Make a list. Even if you forget it, try to recreate it before entering the store. Be strategic. Most fattening foods are in the middle aisles so steer clear of them. Circle the store once, going down only those aisles that warehouse the goods you need.
Bank & post office
Practice deep breathing. As you wait in line, take in a long, five-count breath. Breathe out for six. Repeat several times.
Go on an off-day (middle of the week is often good). Avoid long holiday weekend visits. Grab as much as you can without exceeding the allowed limit of items to make the dressing room wait worth it. Tag team with a girlfriend so she can bring you the appropriate garment size and color. Besides, what’s better than girl time at the mall?
Google it before you go. Make a list of the must-do rides and be flexible on all the rest. Bring a few snacks in your bag so you’re not spending half your day at the concession stand line. Be mindful of holidays and peak times. Avoid them if at all possible.
January 26, 2010
It is subtle at first: the ‘yes’ to that exciting new project; a nod to take on new levels of parenting (whether you feel prepared to do so or not); the impertinent weather that smacks your windshield as you navigate new roads to pick up loved ones.
Then it hits you.

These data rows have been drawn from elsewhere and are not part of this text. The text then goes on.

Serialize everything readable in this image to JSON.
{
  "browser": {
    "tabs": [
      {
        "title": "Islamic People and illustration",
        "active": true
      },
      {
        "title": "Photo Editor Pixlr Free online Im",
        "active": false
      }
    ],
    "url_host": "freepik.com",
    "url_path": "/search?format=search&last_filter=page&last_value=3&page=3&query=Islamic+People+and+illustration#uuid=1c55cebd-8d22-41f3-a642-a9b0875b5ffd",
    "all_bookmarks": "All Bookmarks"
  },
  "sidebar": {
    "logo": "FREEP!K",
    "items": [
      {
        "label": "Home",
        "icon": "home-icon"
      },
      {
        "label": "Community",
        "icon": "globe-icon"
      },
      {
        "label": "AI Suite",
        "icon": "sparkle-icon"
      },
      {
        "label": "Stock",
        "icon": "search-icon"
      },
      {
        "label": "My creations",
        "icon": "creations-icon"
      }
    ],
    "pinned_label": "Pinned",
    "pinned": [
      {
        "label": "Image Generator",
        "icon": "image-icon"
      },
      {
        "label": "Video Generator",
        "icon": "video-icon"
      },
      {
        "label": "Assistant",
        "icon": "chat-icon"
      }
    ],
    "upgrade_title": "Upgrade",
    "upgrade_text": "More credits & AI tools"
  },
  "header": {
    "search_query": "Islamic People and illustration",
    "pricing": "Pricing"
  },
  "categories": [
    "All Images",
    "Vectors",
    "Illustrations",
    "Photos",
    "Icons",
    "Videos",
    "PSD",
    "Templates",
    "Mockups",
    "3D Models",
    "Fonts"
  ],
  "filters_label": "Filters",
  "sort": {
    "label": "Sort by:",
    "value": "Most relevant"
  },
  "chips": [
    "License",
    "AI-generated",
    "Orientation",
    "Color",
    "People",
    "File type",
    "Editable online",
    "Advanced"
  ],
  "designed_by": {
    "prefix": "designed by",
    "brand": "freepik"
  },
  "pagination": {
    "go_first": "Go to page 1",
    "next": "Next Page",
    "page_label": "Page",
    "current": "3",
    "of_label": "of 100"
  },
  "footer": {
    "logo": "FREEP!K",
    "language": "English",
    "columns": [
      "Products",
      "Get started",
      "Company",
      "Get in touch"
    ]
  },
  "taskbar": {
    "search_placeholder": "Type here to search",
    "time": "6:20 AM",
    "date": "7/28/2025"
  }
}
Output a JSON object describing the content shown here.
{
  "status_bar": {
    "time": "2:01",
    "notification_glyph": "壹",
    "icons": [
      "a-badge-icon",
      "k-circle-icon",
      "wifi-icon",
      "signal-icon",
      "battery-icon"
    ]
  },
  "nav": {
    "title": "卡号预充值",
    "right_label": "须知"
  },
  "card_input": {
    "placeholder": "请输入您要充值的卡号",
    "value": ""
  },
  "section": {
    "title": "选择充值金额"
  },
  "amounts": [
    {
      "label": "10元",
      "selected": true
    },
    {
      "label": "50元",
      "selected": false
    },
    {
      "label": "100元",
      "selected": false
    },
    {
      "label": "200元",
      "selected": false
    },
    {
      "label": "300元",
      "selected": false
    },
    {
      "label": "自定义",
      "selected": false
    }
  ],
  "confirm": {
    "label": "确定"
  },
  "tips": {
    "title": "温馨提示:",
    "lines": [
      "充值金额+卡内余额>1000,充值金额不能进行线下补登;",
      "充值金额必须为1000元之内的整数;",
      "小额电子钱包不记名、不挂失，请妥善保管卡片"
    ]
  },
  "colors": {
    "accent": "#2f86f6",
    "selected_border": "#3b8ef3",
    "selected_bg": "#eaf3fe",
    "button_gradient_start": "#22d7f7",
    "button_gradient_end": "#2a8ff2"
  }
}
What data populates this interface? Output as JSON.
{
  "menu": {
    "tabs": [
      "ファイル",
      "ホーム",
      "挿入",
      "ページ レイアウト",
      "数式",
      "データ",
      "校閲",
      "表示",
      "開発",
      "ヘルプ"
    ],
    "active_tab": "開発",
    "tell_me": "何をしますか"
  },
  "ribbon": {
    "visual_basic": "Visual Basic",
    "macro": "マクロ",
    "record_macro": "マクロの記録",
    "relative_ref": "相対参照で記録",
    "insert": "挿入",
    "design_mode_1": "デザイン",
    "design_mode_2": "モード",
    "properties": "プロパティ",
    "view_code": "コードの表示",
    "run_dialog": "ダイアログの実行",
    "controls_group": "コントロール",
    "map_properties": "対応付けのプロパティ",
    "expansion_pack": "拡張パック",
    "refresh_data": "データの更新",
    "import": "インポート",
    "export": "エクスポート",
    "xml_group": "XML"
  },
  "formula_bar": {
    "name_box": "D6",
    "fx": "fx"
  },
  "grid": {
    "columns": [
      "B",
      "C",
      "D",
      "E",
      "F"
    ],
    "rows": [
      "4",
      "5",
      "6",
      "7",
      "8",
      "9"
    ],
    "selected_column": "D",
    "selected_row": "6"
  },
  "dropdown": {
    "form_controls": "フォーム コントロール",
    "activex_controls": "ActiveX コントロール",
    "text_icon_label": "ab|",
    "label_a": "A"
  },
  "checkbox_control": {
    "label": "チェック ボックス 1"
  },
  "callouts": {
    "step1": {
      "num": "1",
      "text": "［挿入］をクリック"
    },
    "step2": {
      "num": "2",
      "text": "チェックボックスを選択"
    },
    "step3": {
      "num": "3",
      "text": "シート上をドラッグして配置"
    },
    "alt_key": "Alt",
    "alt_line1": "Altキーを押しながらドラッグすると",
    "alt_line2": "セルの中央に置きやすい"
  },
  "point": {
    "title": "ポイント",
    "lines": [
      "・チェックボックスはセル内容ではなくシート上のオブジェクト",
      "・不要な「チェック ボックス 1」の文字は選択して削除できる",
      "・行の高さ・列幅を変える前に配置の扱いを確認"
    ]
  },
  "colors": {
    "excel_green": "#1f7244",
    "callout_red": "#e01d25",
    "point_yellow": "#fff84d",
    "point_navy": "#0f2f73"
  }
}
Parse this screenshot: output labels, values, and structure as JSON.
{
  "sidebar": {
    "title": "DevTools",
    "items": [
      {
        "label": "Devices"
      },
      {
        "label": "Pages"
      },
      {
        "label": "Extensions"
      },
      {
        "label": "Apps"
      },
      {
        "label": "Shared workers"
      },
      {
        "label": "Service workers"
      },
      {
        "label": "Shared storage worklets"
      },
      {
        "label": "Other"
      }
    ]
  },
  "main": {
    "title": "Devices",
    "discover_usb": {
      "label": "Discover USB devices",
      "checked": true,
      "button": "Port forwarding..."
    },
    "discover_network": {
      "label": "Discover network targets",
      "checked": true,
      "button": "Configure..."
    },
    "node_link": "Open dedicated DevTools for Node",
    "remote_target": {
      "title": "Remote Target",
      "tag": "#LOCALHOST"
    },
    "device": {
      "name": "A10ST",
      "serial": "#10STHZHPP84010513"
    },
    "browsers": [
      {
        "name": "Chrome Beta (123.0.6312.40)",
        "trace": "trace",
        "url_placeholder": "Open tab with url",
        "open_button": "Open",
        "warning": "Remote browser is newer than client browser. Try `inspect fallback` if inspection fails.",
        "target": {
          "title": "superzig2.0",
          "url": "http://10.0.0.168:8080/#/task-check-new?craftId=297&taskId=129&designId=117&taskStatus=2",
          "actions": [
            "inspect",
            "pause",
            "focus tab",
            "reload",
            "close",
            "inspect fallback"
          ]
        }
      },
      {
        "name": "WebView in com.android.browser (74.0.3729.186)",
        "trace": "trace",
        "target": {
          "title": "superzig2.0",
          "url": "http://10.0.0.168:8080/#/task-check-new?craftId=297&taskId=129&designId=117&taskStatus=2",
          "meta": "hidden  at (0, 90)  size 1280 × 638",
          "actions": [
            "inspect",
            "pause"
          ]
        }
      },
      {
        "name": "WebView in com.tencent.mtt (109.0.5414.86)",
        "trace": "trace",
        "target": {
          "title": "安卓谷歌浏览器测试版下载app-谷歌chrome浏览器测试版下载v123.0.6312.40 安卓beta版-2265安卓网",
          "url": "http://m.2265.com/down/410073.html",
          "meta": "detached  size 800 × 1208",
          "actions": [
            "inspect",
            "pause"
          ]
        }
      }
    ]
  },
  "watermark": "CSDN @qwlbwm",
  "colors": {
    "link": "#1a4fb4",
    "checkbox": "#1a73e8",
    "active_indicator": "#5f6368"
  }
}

You have lost the alignment you exceedingly crave, that fine line between enough and too much. It comes in waves, washing over you with the tides of your life.
You drift, seemingly alone in the morass of demands. You can sense the faint music reaching your ears. Perhaps it is a hand-crank organ pipe and you its monkey, dancing on the fringe of things.
Life’s scary road leaves no street lamps to show you the way. You teeter. You totter. Then you wake up, realizing it was only a dream…
To which music do you dance? To whose rhythm does your heart beat?
I hope it is your own, and no one else’s.